Re: A little dial-up history

said by openbox9:

Maybe because after the tolls disappeared, people disproportionately consumed more of the limited resource????
I think the dial up experience is a great example of the interplay of business interests and regulatory regime acting in the public good..

The Bell's rightfully complained about the long connect times of dialup users and that the FCC forbid them from differentiating between voice and data calls. The PSTN was designed for much shorter average call times.

So what was the effect of this ruling? Once a person invested in a computer and modem there was no incremental cost. This encouraged experimentation. Studies have shown that consumers prefer fixed pricing and even relatively small incremental cost discourages use. Because use was in effect free lots of people got online and lots of businesses were started (and many failed) exploiting this new technology. This resulted in a fortuitous cycle of increased value and demand for faster connection speed.

FCC rules encourage folks to experiment with the Internet. As perceived value increased it drove demand for faster connections. As faster connections became ubiquitous entrepreneurs developed services that were not possible over low speed dialup. This created an entirely new market for communication companies, selling multi-megabit connection to every household. If it had not been for free local calling, people would not have experimented as much, delaying interest in the Internet and demand for high speed Internet access.

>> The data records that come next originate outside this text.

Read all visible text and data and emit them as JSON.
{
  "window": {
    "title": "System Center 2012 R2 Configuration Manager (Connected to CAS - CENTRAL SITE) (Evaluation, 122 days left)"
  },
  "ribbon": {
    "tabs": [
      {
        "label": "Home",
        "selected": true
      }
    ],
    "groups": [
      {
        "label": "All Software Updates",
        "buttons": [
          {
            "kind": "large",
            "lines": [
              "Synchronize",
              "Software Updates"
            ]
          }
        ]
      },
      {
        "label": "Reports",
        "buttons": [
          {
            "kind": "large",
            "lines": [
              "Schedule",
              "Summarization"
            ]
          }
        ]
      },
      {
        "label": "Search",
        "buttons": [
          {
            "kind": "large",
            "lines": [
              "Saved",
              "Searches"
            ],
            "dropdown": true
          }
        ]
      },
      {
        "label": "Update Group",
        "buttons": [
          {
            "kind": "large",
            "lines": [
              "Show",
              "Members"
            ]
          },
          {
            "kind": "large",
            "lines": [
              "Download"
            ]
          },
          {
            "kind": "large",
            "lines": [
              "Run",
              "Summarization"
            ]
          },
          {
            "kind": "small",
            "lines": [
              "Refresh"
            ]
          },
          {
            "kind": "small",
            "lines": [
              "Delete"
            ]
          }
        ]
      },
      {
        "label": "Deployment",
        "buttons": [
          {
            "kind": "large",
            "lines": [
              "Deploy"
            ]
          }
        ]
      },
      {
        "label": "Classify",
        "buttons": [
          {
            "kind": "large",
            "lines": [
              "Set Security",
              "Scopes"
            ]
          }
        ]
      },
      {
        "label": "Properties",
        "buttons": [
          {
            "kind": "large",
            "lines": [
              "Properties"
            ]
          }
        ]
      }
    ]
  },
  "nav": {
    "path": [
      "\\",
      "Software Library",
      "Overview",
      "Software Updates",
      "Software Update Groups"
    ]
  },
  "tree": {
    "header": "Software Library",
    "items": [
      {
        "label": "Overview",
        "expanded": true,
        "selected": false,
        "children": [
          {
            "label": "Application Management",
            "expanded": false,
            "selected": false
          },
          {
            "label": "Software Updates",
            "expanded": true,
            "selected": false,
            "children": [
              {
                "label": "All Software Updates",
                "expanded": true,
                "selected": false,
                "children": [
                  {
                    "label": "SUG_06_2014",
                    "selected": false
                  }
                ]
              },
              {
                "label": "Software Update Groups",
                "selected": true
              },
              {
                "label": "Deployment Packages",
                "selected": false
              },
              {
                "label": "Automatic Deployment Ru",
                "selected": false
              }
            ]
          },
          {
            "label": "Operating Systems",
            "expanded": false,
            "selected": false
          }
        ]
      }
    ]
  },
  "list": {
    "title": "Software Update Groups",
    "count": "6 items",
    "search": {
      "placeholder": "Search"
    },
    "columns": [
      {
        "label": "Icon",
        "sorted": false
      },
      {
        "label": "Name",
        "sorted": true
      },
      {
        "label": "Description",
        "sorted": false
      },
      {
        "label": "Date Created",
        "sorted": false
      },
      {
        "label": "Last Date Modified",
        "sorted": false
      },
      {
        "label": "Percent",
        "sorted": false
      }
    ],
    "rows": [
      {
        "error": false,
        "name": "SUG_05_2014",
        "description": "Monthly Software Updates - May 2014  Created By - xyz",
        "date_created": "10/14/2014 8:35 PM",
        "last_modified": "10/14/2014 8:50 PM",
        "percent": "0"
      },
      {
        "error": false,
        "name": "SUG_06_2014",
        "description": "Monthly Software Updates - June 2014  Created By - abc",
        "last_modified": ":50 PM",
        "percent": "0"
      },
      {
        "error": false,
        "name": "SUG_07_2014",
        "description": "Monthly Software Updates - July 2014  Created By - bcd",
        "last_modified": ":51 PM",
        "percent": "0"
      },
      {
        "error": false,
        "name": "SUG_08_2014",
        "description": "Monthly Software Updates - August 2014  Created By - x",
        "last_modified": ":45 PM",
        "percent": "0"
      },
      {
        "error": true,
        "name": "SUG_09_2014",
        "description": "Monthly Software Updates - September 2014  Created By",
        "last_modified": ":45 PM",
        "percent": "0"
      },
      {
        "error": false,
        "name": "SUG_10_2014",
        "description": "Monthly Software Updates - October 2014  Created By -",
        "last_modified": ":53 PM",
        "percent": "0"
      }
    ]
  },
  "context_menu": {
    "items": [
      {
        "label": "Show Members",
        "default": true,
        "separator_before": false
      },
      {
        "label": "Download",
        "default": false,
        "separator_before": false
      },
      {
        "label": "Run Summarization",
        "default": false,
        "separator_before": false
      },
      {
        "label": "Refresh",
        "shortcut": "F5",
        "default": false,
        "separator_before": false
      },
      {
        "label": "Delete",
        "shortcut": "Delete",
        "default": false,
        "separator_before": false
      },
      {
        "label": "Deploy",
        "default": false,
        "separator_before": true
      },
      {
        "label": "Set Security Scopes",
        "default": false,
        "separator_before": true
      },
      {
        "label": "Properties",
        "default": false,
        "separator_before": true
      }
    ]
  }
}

Ideally net neutrality will have the same effect. Well crafted regulations will force companies to do what they would not do on their own. Keeping the Internet open will lead to ever greater usage, ultimately benefiting the same companies chafing under Federal regulations.

/tom